Or maybe he just thinks chicks dig instrumentalists. But if he’s going to force the show to list non-composing traits and abilities in his composing credit, why stop with bassist? Why not “our theme was written by bassist/composer/dog lover/morning person Ben Allison.”

Sorry, I’ll now return to the topic at hand, the music itself. What are they trying to say? What atmosphere are they trying to create? I really want to know what they asked for from Ben and how they felt about the results.

Maybe they said “Give us something like All Things Considered, only, you know, for media. A tune that ‘All Media Considered’ would have. Or ‘All Things Media.’ See what I mean?” If they said that then it clearly didn’t work out. In fact, if that’s what they said I hope that Ben’s “bassist/composer” credit is all he got in return.

But maybe it was more like this:

“Okay, Ben, what we want…uhmm, Ben, maybe you could put down the bass for one minute while I’m talking to you…thank you…anyway, what we want, and I think I can safely say “we” – though I haven’t actually spoken to Brooke about this yet – what we want is a kind of slow, melodically disturbing horn section that makes you feel the way you do when you see someone you recognize striding purposefully toward you, but then you realize they aren’t who you thought they were, and in fact they’re kind of scary looking, and they’re coming right over to you and you suddenly realize there’s no one else around and you start to try to come up with some kind of an escape plan, and then they’re right up on you and it’s too late, and you’re feeling light-headed with panic, but then they just walk right by you, and you just stand there wondering what happened and why you got so freaked out. You know that feeling, right? What’s that? Yes, you can play bass in it.”

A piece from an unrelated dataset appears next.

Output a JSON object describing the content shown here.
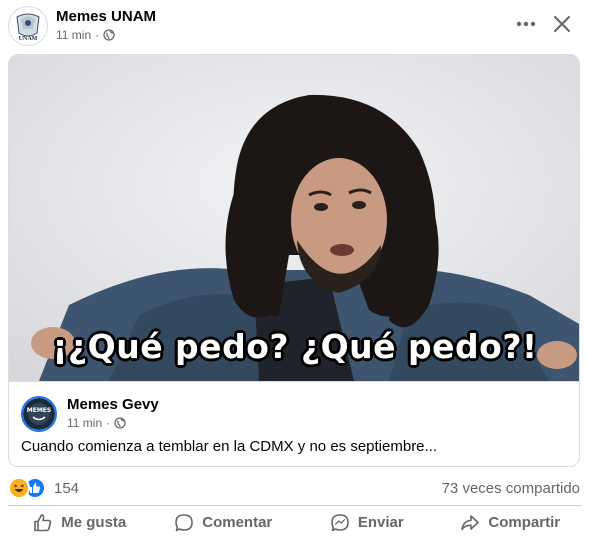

If they said that then it worked out perfectly, and I hope Ben was remunerated well enough to get his parents off his case and purchase whatever the Bass equivalent of a Stradivarius is.

I am now suspicious of and disoriented by the popular media, and for that I guess I’m grateful to OTM, and, more specifically, grateful to the music of bassist/composer/cavity fighter Ben Allison.

The Rehminator vs. The Hitman

Diane Rehm and many of her callers had unusually sparky exchanges today with obnoxious and shameless author Stephen Marks (“Confessions of a Political Hit Man”).

The guy debates like a dysfunctional 10 year old arguing with his little sister, wielding such master-class forensic stratagems as “I know you are, but what am I?” and “Nyah nyah na nyah nyah.”

He frequently leveled ad hominem attacks against inquisitors rather than address their questions. Diane was forced to ask him to be civil to her callers on several occasions, although her famous couth prevented her from really keeping him in line.

Least surprising moment: when he mentioned having discovered that one of his relatives was a mobster.